Look through the entries for the string "Axis" and copy every line where it shows up.

(Dataset rows describing interfaces)

=== Begin Enclosure ===

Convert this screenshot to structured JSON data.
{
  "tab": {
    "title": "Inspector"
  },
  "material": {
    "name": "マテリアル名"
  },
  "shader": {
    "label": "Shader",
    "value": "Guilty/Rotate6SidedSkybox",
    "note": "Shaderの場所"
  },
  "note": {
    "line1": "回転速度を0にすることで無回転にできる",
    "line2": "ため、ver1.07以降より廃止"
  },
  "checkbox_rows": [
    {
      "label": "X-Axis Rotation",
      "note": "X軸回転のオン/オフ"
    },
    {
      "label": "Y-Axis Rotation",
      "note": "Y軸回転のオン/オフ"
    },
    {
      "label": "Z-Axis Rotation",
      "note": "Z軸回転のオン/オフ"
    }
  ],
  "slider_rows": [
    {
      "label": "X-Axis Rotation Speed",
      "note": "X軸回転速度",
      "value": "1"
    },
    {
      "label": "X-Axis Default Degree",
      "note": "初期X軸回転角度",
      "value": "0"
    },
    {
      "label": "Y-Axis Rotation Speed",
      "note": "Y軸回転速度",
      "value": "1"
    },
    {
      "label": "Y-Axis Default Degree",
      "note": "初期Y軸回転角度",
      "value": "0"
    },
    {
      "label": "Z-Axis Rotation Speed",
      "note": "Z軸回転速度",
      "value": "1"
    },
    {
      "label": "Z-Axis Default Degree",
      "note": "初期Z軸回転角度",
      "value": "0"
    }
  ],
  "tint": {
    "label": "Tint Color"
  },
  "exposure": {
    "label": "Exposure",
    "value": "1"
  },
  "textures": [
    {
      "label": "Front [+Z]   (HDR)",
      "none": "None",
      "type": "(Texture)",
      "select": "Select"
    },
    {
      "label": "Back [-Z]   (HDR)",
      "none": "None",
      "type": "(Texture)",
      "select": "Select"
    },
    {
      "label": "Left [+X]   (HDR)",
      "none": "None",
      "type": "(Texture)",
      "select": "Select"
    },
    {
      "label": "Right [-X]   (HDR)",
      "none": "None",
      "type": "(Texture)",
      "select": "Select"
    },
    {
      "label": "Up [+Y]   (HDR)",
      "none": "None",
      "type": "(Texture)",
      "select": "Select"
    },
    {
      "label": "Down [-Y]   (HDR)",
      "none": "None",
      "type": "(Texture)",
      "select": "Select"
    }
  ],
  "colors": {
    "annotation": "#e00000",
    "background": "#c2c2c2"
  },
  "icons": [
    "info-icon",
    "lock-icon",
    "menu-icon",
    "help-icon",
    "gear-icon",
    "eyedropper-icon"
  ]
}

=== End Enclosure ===

OUTPUT OF THE TASK:
      "label": "X-Axis Rotation",
      "label": "Y-Axis Rotation",
      "label": "Z-Axis Rotation",
      "label": "X-Axis Rotation Speed",
      "label": "X-Axis Default Degree",
      "label": "Y-Axis Rotation Speed",
      "label": "Y-Axis Default Degree",
      "label": "Z-Axis Rotation Speed",
      "label": "Z-Axis Default Degree",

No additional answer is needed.